Even if installing solar panels isn’t economically feasible today, the Air Guard is constructing buildings that can be retrofitted later: “So, if all of sudden three years from now panels are half what they cost today, a facility will be ready for them.”
Roofs are being scrutinized as well. The nearly completed ANG Readiness Center at Joint Base Andrews, Md., will be topped with Sedum, a small plant with special water-storing leaves. The plants will not only insulate but reduce storm-water run-off, an issue in the Chesapeake Bay watershed.
Bailey said Rickenbacker International Airport in Columbus has installed white “cool roofs” on several of its buildings. They reflect sunlight better, reducing heat transfer to the building and cooling costs in the summer.
And then there’s mother earth.
“About 25 percent of the bases either have or are putting in at least one geothermal system – either a retrofit or a new construction,” said Bailey. A building at Truax Field is putting in a geothermal system that consists of 70 wells with pipes inside to tap mother earth’s energy potential.
The ANG is saving on its utility bills now and will be in the future by erecting buildings that use less energy. It’s called sustainability.
Bossert said it’s done by, “orientating the building on the lot so it takes best advantage of daylight and any existing trees … so that you have to use less heating and cooling and lighting.”
The ANG Readiness Center received a Leadership in Energy and Environmental Design (LEED) silver certification – the industry standard for green buildings – and more are on the way.

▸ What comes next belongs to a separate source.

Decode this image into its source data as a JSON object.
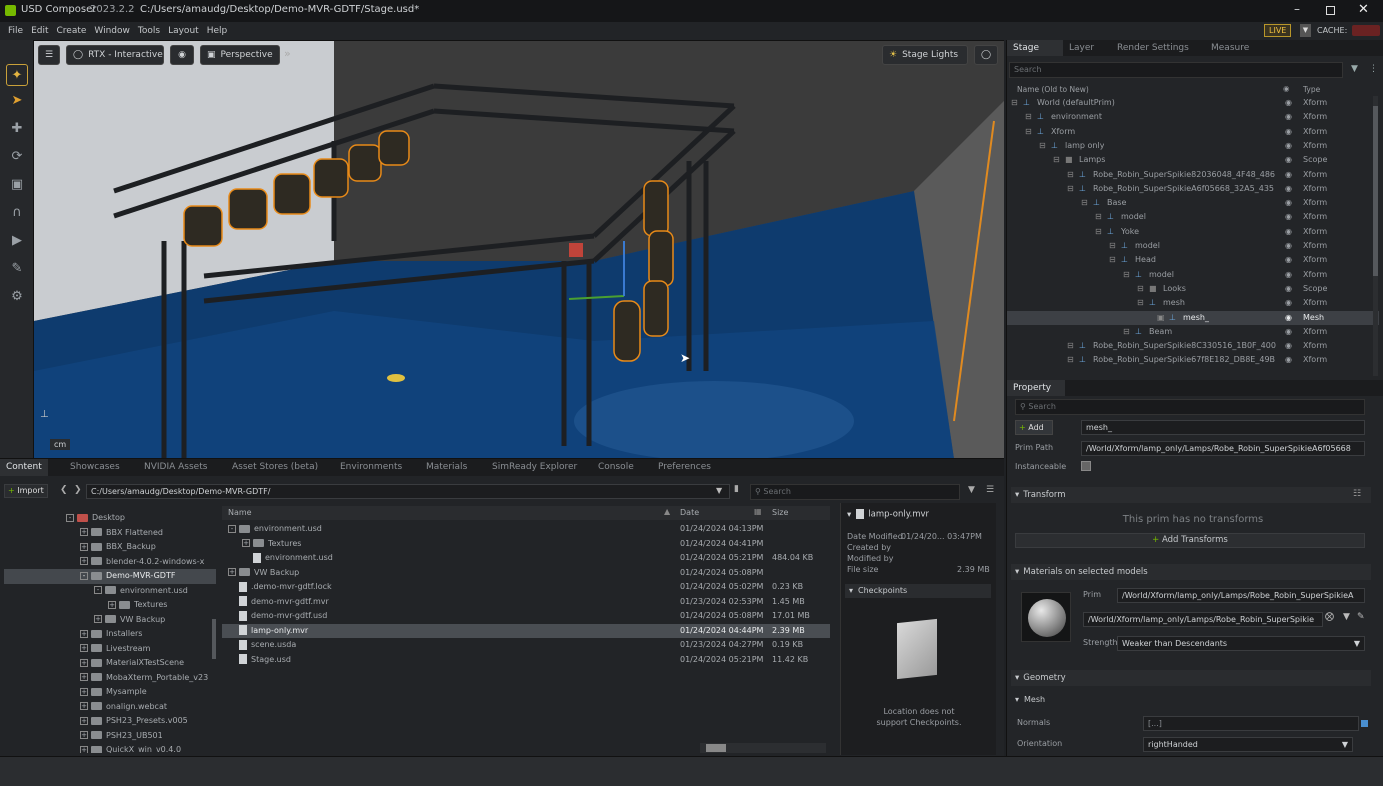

Ben Lawless, chief of the operations division for the ANG’s Installations and Mission Support directorate, said recently that “green” buildings “are lower cost to operate, lower cost to maintain and provide a better work environment for the folks who have to do the day-to-day work in them.”
Along with information campaigns that remind troops to turn off lights and computers during off-hours, and installing sensors that do that for them, the ANG is even looking at other energy drainers. The cost of lighting pop machines at bases got the attention of process managers with the ANG’s waste-busting AFSO21 office. They saw thousands of dollars in energy savings by dimming the machines.

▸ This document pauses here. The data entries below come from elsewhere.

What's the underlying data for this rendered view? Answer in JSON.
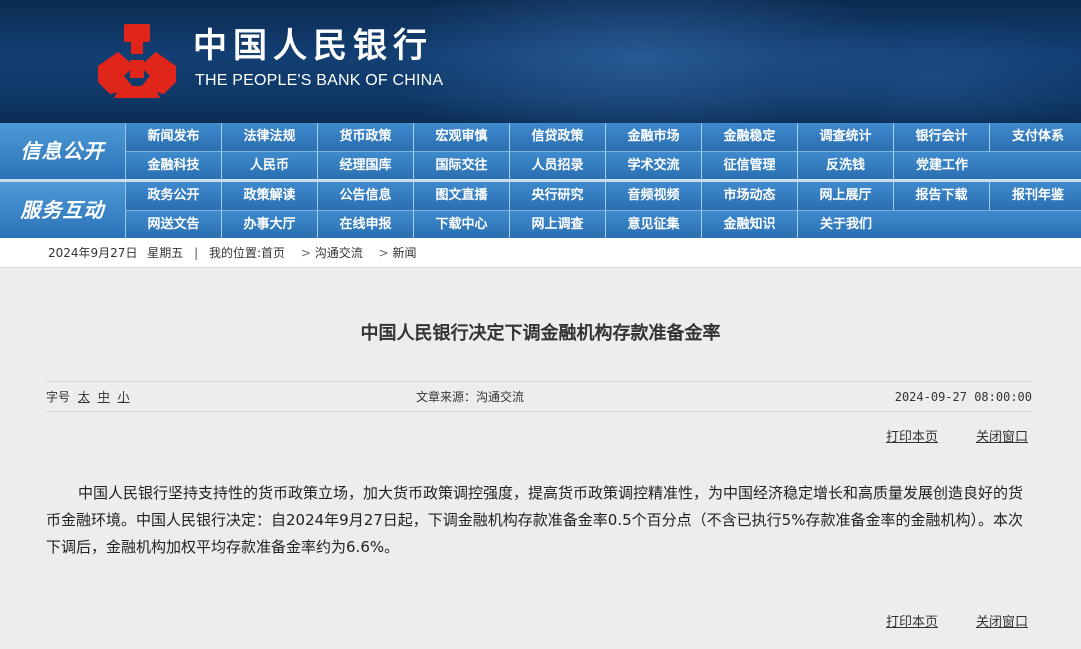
{
  "header": {
    "bank_name_cn": "中国人民银行",
    "bank_name_en": "THE PEOPLE'S BANK OF CHINA",
    "emblem_color": "#e0261b"
  },
  "nav": {
    "section1_label": "信息公开",
    "section1_row1": [
      "新闻发布",
      "法律法规",
      "货币政策",
      "宏观审慎",
      "信贷政策",
      "金融市场",
      "金融稳定",
      "调查统计",
      "银行会计",
      "支付体系"
    ],
    "section1_row2": [
      "金融科技",
      "人民币",
      "经理国库",
      "国际交往",
      "人员招录",
      "学术交流",
      "征信管理",
      "反洗钱",
      "党建工作"
    ],
    "section2_label": "服务互动",
    "section2_row1": [
      "政务公开",
      "政策解读",
      "公告信息",
      "图文直播",
      "央行研究",
      "音频视频",
      "市场动态",
      "网上展厅",
      "报告下载",
      "报刊年鉴"
    ],
    "section2_row2": [
      "网送文告",
      "办事大厅",
      "在线申报",
      "下载中心",
      "网上调查",
      "意见征集",
      "金融知识",
      "关于我们"
    ]
  },
  "breadcrumb": {
    "date": "2024年9月27日",
    "weekday": "星期五",
    "separator": "|",
    "location_label": "我的位置:",
    "home": "首页",
    "arrow": ">",
    "level1": "沟通交流",
    "level2": "新闻"
  },
  "article": {
    "title": "中国人民银行决定下调金融机构存款准备金率",
    "font_label": "字号",
    "font_large": "太",
    "font_medium": "中",
    "font_small": "小",
    "source": "文章来源：沟通交流",
    "datetime": "2024-09-27 08:00:00",
    "print_label": "打印本页",
    "close_label": "关闭窗口",
    "body": "中国人民银行坚持支持性的货币政策立场，加大货币政策调控强度，提高货币政策调控精准性，为中国经济稳定增长和高质量发展创造良好的货币金融环境。中国人民银行决定：自2024年9月27日起，下调金融机构存款准备金率0.5个百分点（不含已执行5%存款准备金率的金融机构）。本次下调后，金融机构加权平均存款准备金率约为6.6%。"
  }
}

Bossert said leadership has bought-in to the energy conservation movement. He credited Col. Bill Albro, who leads the ANG’s Installations and Mission Support Directorate, for his vision in many of the areas mentioned. He has been proactive and even ahead of the Air Force, not only in discussion and planning, but allocating money for energy audits, meters and an improved ANG energy plan.
That plan states that facilities need to reduce and change their energy use because of rising utility costs, national security and energy independence issues, limited resources, climate change and the need to meet federal goals.

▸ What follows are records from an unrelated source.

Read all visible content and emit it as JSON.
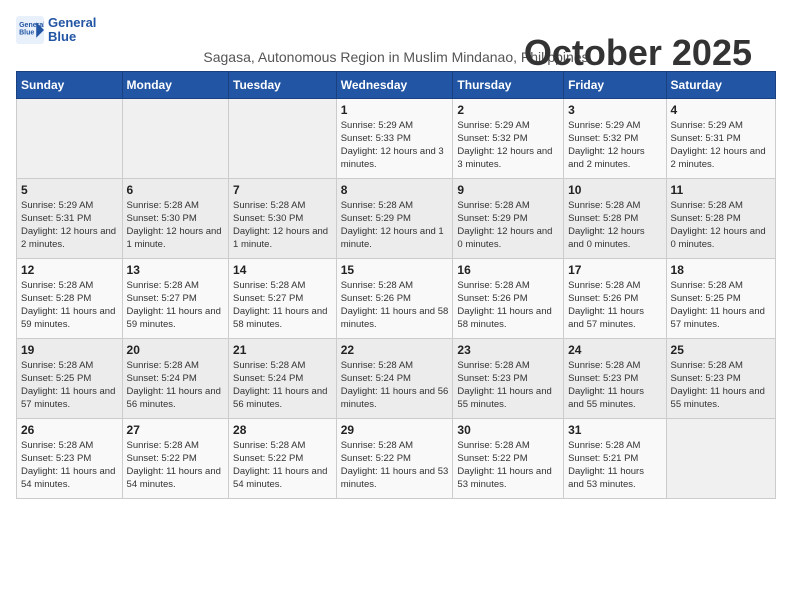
{
  "logo": {
    "line1": "General",
    "line2": "Blue"
  },
  "title": "October 2025",
  "subtitle": "Sagasa, Autonomous Region in Muslim Mindanao, Philippines",
  "days_of_week": [
    "Sunday",
    "Monday",
    "Tuesday",
    "Wednesday",
    "Thursday",
    "Friday",
    "Saturday"
  ],
  "weeks": [
    [
      {
        "day": "",
        "sunrise": "",
        "sunset": "",
        "daylight": ""
      },
      {
        "day": "",
        "sunrise": "",
        "sunset": "",
        "daylight": ""
      },
      {
        "day": "",
        "sunrise": "",
        "sunset": "",
        "daylight": ""
      },
      {
        "day": "1",
        "sunrise": "Sunrise: 5:29 AM",
        "sunset": "Sunset: 5:33 PM",
        "daylight": "Daylight: 12 hours and 3 minutes."
      },
      {
        "day": "2",
        "sunrise": "Sunrise: 5:29 AM",
        "sunset": "Sunset: 5:32 PM",
        "daylight": "Daylight: 12 hours and 3 minutes."
      },
      {
        "day": "3",
        "sunrise": "Sunrise: 5:29 AM",
        "sunset": "Sunset: 5:32 PM",
        "daylight": "Daylight: 12 hours and 2 minutes."
      },
      {
        "day": "4",
        "sunrise": "Sunrise: 5:29 AM",
        "sunset": "Sunset: 5:31 PM",
        "daylight": "Daylight: 12 hours and 2 minutes."
      }
    ],
    [
      {
        "day": "5",
        "sunrise": "Sunrise: 5:29 AM",
        "sunset": "Sunset: 5:31 PM",
        "daylight": "Daylight: 12 hours and 2 minutes."
      },
      {
        "day": "6",
        "sunrise": "Sunrise: 5:28 AM",
        "sunset": "Sunset: 5:30 PM",
        "daylight": "Daylight: 12 hours and 1 minute."
      },
      {
        "day": "7",
        "sunrise": "Sunrise: 5:28 AM",
        "sunset": "Sunset: 5:30 PM",
        "daylight": "Daylight: 12 hours and 1 minute."
      },
      {
        "day": "8",
        "sunrise": "Sunrise: 5:28 AM",
        "sunset": "Sunset: 5:29 PM",
        "daylight": "Daylight: 12 hours and 1 minute."
      },
      {
        "day": "9",
        "sunrise": "Sunrise: 5:28 AM",
        "sunset": "Sunset: 5:29 PM",
        "daylight": "Daylight: 12 hours and 0 minutes."
      },
      {
        "day": "10",
        "sunrise": "Sunrise: 5:28 AM",
        "sunset": "Sunset: 5:28 PM",
        "daylight": "Daylight: 12 hours and 0 minutes."
      },
      {
        "day": "11",
        "sunrise": "Sunrise: 5:28 AM",
        "sunset": "Sunset: 5:28 PM",
        "daylight": "Daylight: 12 hours and 0 minutes."
      }
    ],
    [
      {
        "day": "12",
        "sunrise": "Sunrise: 5:28 AM",
        "sunset": "Sunset: 5:28 PM",
        "daylight": "Daylight: 11 hours and 59 minutes."
      },
      {
        "day": "13",
        "sunrise": "Sunrise: 5:28 AM",
        "sunset": "Sunset: 5:27 PM",
        "daylight": "Daylight: 11 hours and 59 minutes."
      },
      {
        "day": "14",
        "sunrise": "Sunrise: 5:28 AM",
        "sunset": "Sunset: 5:27 PM",
        "daylight": "Daylight: 11 hours and 58 minutes."
      },
      {
        "day": "15",
        "sunrise": "Sunrise: 5:28 AM",
        "sunset": "Sunset: 5:26 PM",
        "daylight": "Daylight: 11 hours and 58 minutes."
      },
      {
        "day": "16",
        "sunrise": "Sunrise: 5:28 AM",
        "sunset": "Sunset: 5:26 PM",
        "daylight": "Daylight: 11 hours and 58 minutes."
      },
      {
        "day": "17",
        "sunrise": "Sunrise: 5:28 AM",
        "sunset": "Sunset: 5:26 PM",
        "daylight": "Daylight: 11 hours and 57 minutes."
      },
      {
        "day": "18",
        "sunrise": "Sunrise: 5:28 AM",
        "sunset": "Sunset: 5:25 PM",
        "daylight": "Daylight: 11 hours and 57 minutes."
      }
    ],
    [
      {
        "day": "19",
        "sunrise": "Sunrise: 5:28 AM",
        "sunset": "Sunset: 5:25 PM",
        "daylight": "Daylight: 11 hours and 57 minutes."
      },
      {
        "day": "20",
        "sunrise": "Sunrise: 5:28 AM",
        "sunset": "Sunset: 5:24 PM",
        "daylight": "Daylight: 11 hours and 56 minutes."
      },
      {
        "day": "21",
        "sunrise": "Sunrise: 5:28 AM",
        "sunset": "Sunset: 5:24 PM",
        "daylight": "Daylight: 11 hours and 56 minutes."
      },
      {
        "day": "22",
        "sunrise": "Sunrise: 5:28 AM",
        "sunset": "Sunset: 5:24 PM",
        "daylight": "Daylight: 11 hours and 56 minutes."
      },
      {
        "day": "23",
        "sunrise": "Sunrise: 5:28 AM",
        "sunset": "Sunset: 5:23 PM",
        "daylight": "Daylight: 11 hours and 55 minutes."
      },
      {
        "day": "24",
        "sunrise": "Sunrise: 5:28 AM",
        "sunset": "Sunset: 5:23 PM",
        "daylight": "Daylight: 11 hours and 55 minutes."
      },
      {
        "day": "25",
        "sunrise": "Sunrise: 5:28 AM",
        "sunset": "Sunset: 5:23 PM",
        "daylight": "Daylight: 11 hours and 55 minutes."
      }
    ],
    [
      {
        "day": "26",
        "sunrise": "Sunrise: 5:28 AM",
        "sunset": "Sunset: 5:23 PM",
        "daylight": "Daylight: 11 hours and 54 minutes."
      },
      {
        "day": "27",
        "sunrise": "Sunrise: 5:28 AM",
        "sunset": "Sunset: 5:22 PM",
        "daylight": "Daylight: 11 hours and 54 minutes."
      },
      {
        "day": "28",
        "sunrise": "Sunrise: 5:28 AM",
        "sunset": "Sunset: 5:22 PM",
        "daylight": "Daylight: 11 hours and 54 minutes."
      },
      {
        "day": "29",
        "sunrise": "Sunrise: 5:28 AM",
        "sunset": "Sunset: 5:22 PM",
        "daylight": "Daylight: 11 hours and 53 minutes."
      },
      {
        "day": "30",
        "sunrise": "Sunrise: 5:28 AM",
        "sunset": "Sunset: 5:22 PM",
        "daylight": "Daylight: 11 hours and 53 minutes."
      },
      {
        "day": "31",
        "sunrise": "Sunrise: 5:28 AM",
        "sunset": "Sunset: 5:21 PM",
        "daylight": "Daylight: 11 hours and 53 minutes."
      },
      {
        "day": "",
        "sunrise": "",
        "sunset": "",
        "daylight": ""
      }
    ]
  ]
}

And it also states that “it’s the right thing to do.”
In a world that’s getting smaller every day, who could argue that it’s not?